» **TRY IT**
Identify all lines below that hold "Channel" and collect them.

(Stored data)
-- Opening Marker --
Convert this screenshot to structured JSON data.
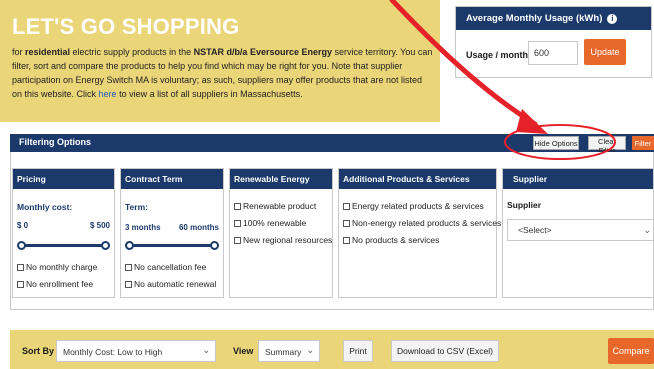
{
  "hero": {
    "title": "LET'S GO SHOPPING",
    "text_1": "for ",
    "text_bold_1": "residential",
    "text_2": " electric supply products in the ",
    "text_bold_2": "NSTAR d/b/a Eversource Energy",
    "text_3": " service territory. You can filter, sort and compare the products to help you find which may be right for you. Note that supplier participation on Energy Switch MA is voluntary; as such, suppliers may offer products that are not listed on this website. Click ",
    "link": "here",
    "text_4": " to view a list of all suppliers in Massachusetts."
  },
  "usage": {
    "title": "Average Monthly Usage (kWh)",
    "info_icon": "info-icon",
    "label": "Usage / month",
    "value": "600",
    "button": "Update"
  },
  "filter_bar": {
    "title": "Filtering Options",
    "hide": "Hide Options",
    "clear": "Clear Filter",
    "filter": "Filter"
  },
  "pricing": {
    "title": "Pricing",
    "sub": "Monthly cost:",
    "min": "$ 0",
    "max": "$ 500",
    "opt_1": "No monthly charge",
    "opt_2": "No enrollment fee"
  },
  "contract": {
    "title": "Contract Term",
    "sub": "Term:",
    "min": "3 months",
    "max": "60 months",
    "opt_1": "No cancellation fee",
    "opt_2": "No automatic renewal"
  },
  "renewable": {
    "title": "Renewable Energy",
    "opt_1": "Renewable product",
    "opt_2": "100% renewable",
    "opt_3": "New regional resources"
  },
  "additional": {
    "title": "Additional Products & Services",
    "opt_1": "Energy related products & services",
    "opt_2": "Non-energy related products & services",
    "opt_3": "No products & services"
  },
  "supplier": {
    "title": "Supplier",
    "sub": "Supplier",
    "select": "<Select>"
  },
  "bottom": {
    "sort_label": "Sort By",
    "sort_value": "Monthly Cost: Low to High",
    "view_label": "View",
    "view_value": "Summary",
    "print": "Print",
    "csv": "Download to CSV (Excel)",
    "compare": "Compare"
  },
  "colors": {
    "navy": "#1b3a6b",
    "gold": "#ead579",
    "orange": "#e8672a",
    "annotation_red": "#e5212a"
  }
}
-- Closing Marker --
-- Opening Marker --
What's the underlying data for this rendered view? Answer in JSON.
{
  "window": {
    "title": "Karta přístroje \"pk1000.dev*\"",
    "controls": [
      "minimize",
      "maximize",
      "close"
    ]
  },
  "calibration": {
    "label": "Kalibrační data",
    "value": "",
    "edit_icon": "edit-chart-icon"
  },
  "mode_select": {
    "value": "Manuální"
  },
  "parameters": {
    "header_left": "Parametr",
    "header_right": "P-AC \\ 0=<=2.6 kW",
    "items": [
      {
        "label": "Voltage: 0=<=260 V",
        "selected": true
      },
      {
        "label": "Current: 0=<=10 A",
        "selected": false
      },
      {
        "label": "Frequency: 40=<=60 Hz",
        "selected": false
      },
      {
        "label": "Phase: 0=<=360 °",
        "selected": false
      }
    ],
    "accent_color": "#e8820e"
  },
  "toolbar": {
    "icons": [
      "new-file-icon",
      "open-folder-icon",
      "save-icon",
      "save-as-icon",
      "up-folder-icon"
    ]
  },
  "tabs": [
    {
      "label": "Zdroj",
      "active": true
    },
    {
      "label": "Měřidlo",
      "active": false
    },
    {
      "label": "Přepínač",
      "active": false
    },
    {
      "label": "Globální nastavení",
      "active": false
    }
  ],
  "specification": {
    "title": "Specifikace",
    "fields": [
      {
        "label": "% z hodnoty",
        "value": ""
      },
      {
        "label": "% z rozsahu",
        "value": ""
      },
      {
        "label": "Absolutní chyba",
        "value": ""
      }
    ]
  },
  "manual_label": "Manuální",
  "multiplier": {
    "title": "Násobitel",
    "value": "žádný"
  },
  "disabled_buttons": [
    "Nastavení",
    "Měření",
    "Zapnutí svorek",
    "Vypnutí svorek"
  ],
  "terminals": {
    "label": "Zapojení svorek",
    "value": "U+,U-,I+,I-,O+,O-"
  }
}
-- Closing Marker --
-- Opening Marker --
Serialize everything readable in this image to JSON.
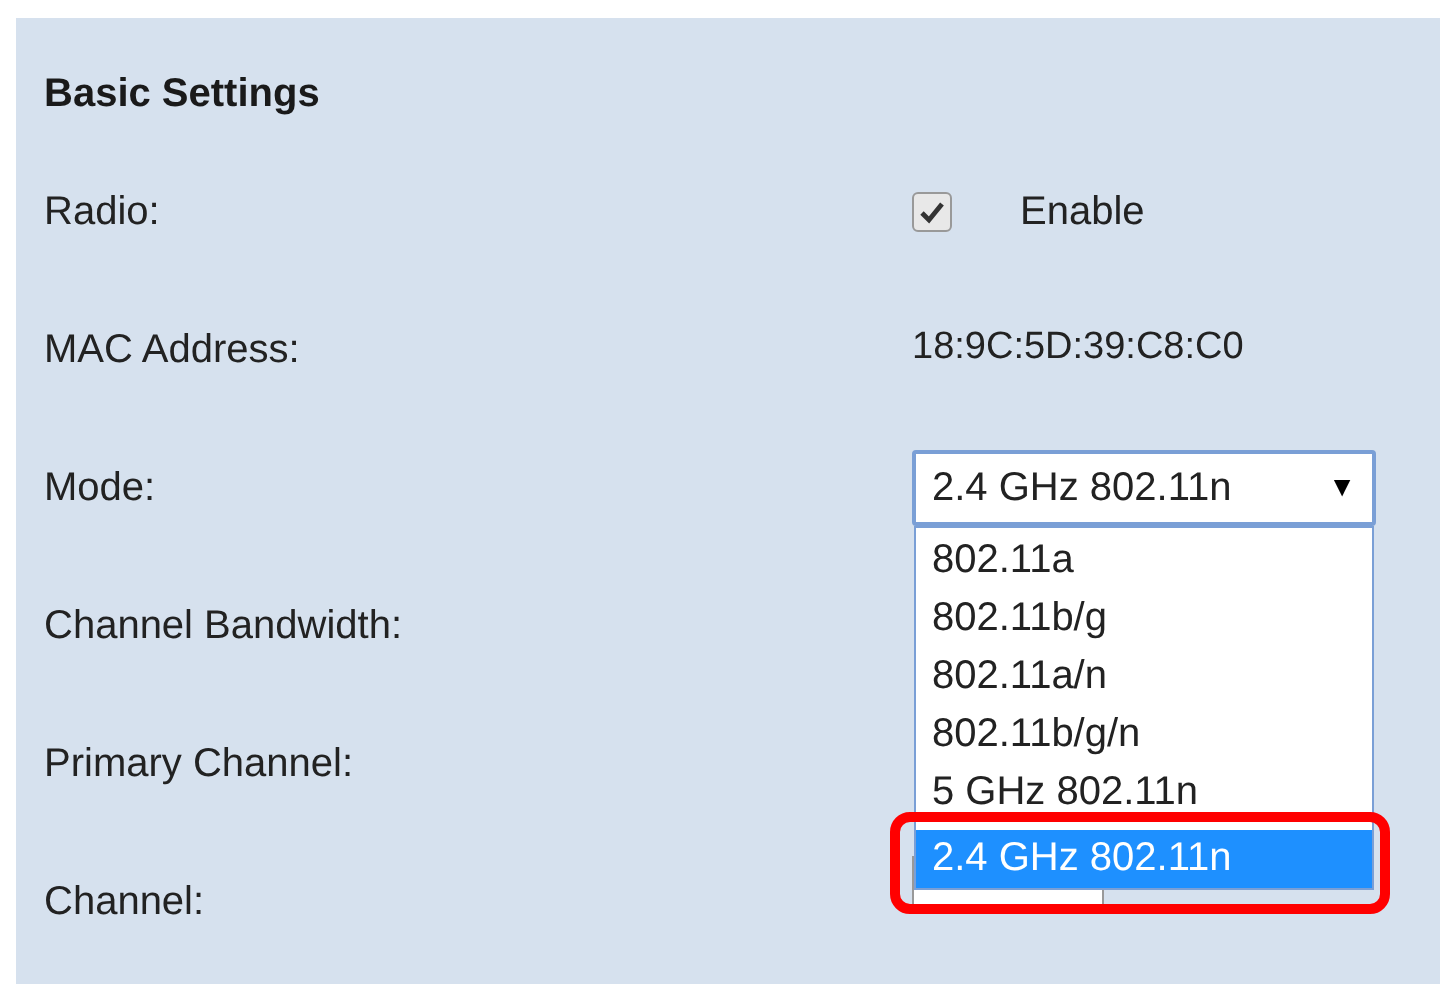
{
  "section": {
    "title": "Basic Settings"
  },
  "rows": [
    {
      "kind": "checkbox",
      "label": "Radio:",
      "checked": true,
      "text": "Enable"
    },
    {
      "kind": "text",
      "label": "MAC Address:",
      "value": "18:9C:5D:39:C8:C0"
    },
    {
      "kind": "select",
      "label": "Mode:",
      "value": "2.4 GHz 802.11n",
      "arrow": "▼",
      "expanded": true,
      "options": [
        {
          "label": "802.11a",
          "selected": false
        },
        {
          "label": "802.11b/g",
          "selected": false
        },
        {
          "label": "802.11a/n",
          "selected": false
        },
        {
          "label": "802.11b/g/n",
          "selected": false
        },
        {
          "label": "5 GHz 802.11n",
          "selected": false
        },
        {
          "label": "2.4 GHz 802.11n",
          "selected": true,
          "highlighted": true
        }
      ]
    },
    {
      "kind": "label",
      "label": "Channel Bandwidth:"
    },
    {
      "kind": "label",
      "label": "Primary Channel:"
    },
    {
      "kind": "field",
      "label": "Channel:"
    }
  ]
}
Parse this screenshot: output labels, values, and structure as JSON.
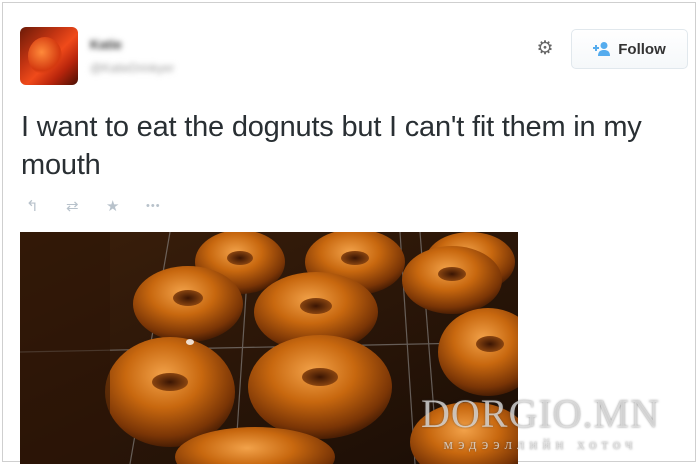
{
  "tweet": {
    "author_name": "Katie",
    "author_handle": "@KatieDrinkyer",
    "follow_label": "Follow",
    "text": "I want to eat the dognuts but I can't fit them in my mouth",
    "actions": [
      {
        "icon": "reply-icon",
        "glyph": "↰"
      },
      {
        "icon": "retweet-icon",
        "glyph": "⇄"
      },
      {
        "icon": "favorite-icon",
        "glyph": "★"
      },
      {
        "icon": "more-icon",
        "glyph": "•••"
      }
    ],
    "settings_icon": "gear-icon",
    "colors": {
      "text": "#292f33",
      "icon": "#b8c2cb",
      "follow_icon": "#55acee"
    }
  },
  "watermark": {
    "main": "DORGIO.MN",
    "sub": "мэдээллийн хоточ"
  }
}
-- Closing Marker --
» **TASK RESPONSE**
      "label": "Channel Bandwidth:"
      "label": "Primary Channel:"
      "label": "Channel:"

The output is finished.